Will and Alma joined the Norcross Methodist Church shortly after their marriage, and were members for the remainder of their lives.
Will grew up in the house that is now the Flint Hill event space – the photo below shows the home in the 1890s. (It was given a new façade, reminiscent of Mount Vernon, in the 1930s.)
Will and Alma lived in a home next to Flint Hill in the early years of their marriage. This home was on a tour of homes in the early 1980s, and the paragraph below, printed at that time, tells of its history at that point.
The William McElroy House was built in 1889 as a wedding gift for his son by Stephen Tilly McElroy Jr. The founding president of the Norcross Community Association, Fraser Duke, bought the house in 1979 and in 1981 he moved it from Norcross Tucker Road to its present location on a hilltop off South Peachtree. Since then Duke and his friends have spent many hard hours refinishing the woodwork within the large blue house.
This home is shown in the photo below.
Will and Alma bought a lot on Thrasher Street and built the house that is now denoted as 258 Thrasher Street in 1921. In the May 19 1921 edition of Lawrenceville’s Gwinnett Journal newspaper Eb McElroy wrote about his nephew building the new house, and gave some history of the immediate area on Thrasher Street:
Land Mark Gives Way to Modern Improvements
Norcross, May 18 (Special) – A half century land mark has given place to an up-to-date bungalo being erected by Postmaster McElroy on a subdivision of Dr. Parks, Mills, Jones, Mrs. McNabb – Homer Jones block. Your correspondent was informed by the Postmaster’s father (Capt. S. T. McElroy) that he sawed the lumber in 1871 with which this old Parks house was built right on the hill. Considerable of this fifty-year-old lumber was found to be perfectly sound, better than can be had today and was worked into the new residence.
In this connection the writer is reminded that just before the war between the states closed his father traded a family of slaves for the Flint Hill Spring Camp Ground.

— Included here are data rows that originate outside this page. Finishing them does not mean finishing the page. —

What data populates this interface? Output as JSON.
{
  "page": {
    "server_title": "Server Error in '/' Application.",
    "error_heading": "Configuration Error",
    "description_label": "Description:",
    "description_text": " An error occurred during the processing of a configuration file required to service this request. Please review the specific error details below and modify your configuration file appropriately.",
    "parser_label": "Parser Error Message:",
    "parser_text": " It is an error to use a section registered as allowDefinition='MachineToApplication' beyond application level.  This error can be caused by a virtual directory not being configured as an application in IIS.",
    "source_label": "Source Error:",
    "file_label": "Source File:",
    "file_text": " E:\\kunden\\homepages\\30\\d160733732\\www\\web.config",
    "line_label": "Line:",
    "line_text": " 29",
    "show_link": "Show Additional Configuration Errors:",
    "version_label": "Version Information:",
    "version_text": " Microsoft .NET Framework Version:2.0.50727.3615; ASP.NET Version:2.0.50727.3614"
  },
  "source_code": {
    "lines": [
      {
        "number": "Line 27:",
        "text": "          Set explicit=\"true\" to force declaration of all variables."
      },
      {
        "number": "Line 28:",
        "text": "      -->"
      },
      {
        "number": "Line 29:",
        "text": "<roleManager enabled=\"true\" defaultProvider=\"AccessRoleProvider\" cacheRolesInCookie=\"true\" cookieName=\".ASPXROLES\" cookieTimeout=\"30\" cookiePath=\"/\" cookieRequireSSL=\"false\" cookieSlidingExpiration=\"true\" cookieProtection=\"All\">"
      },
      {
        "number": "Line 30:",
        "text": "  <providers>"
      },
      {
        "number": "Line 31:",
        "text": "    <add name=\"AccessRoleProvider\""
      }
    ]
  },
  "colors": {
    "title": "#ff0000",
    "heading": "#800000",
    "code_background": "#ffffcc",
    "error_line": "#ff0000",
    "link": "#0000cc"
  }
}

Lots of land where half the city of Norcross are builded then [was] almost completely covered by in original growth forest so we suspect that the timbers of this house were sawn from thousand year old heart pine and high-to-the-first-limb oak tree – even inside the corporate limit of the then year old village of Norcross. But back to the subject – the only unimproved lot in this Homer Jones subdivision block has lately been purchased by D. B. Wall who intended to build a neat cottage thereon in the near future.

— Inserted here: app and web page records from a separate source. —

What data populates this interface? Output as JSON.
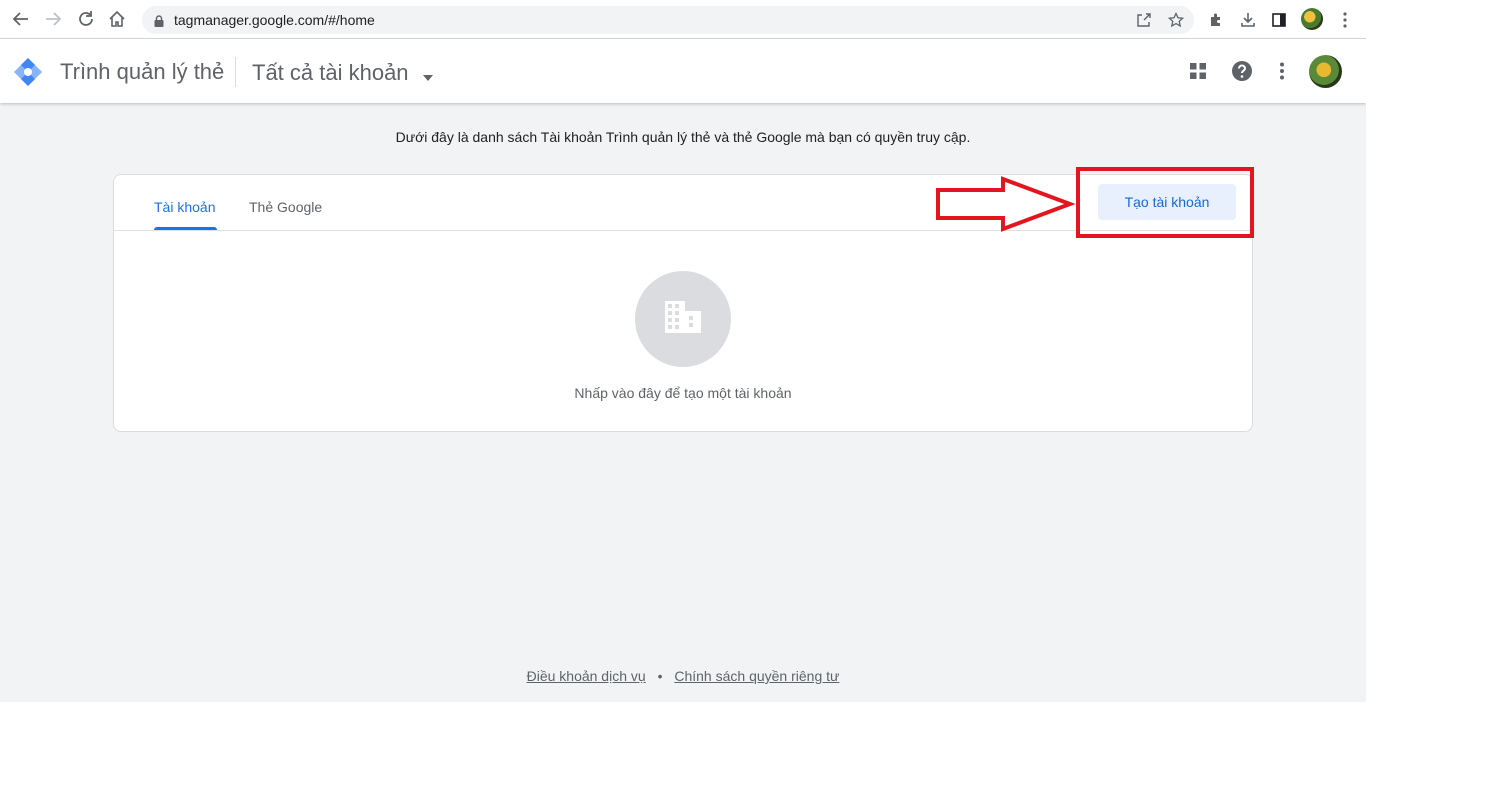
{
  "browser": {
    "url": "tagmanager.google.com/#/home"
  },
  "header": {
    "app_title": "Trình quản lý thẻ",
    "account_selector": "Tất cả tài khoản"
  },
  "main": {
    "intro_text": "Dưới đây là danh sách Tài khoản Trình quản lý thẻ và thẻ Google mà bạn có quyền truy cập.",
    "tabs": [
      {
        "label": "Tài khoản",
        "active": true
      },
      {
        "label": "Thẻ Google",
        "active": false
      }
    ],
    "create_button": "Tạo tài khoản",
    "empty_state_text": "Nhấp vào đây để tạo một tài khoản"
  },
  "footer": {
    "terms": "Điều khoản dịch vụ",
    "separator": "•",
    "privacy": "Chính sách quyền riêng tư"
  },
  "icons": {
    "back": "back-arrow-icon",
    "forward": "forward-arrow-icon",
    "reload": "reload-icon",
    "home": "home-icon",
    "lock": "lock-icon",
    "share": "share-icon",
    "bookmark": "star-icon",
    "extensions": "puzzle-icon",
    "download": "download-icon",
    "side_panel": "side-panel-icon",
    "apps": "apps-grid-icon",
    "help": "help-icon",
    "more": "more-vert-icon",
    "building": "building-icon"
  },
  "colors": {
    "accent": "#1a73e8",
    "button_bg": "#e8f0fe",
    "annotation": "#e3161f",
    "page_bg": "#f1f3f4"
  }
}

They lived there for the rest of their lives. It is shown in the photo below.
Alma developed health issues in the 1920s, and as a result Will and Alma bought their first automobile in 1930, when he was 60 years old. He had never driven up to that point, so the salesman at the auto dealer taught him the basics when he purchased the machine and then Will drove it home. He said in an interview some years later that when he purchased cars over the years afterwards he would always have Alma go to the dealership and pick out one that she liked, and then he would go pay for it.

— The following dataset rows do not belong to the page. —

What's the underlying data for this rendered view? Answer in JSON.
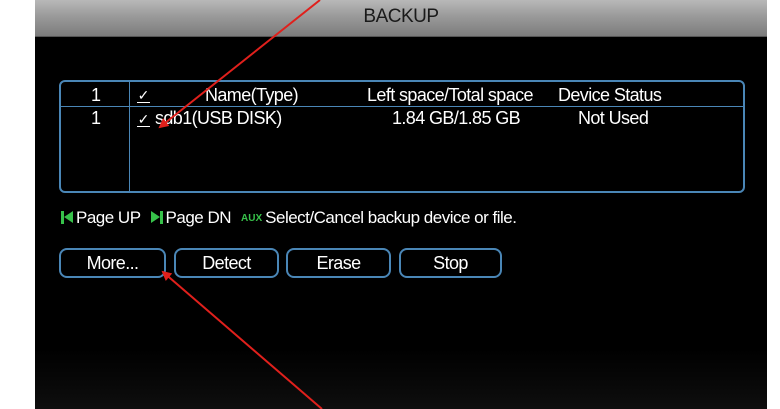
{
  "window": {
    "title": "BACKUP"
  },
  "device_table": {
    "header": {
      "index": "1",
      "checked": "✓",
      "name": "Name(Type)",
      "space": "Left space/Total space",
      "status": "Device Status"
    },
    "rows": [
      {
        "index": "1",
        "checked": "✓",
        "name": "sdb1(USB DISK)",
        "space": "1.84 GB/1.85 GB",
        "status": "Not Used"
      }
    ]
  },
  "hint": {
    "page_up": "Page UP",
    "page_down": "Page DN",
    "aux_label": "AUX",
    "aux_text": "Select/Cancel backup device or file."
  },
  "buttons": {
    "more": "More...",
    "detect": "Detect",
    "erase": "Erase",
    "stop": "Stop"
  },
  "colors": {
    "background": "#000000",
    "border_blue": "#4a86b6",
    "icon_green": "#37c24a",
    "annotation_red": "#e0201c"
  }
}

Will was very active into his 90s. He would drive himself down to his granddaughter’s home in Atlanta for Sunday dinner every week until a few months before he died. He loved to garden, being particularly proud of the tomatoes that he grew at his home. Billy Weathers, who lived next door to Will in the 1950s, remembers coming out one day to find that Will was up on the roof of his home raking off the leaves, something that Billy had not expected to find a man in his 80s doing!
Alma Knox McElroy died in 1962, a few months after she and her husband had celebrated their 71st wedding anniversary. Will followed her to their final resting place, Westview cemetery in Atlanta, in 1965, passing due to complications that developed after he suffered a fall.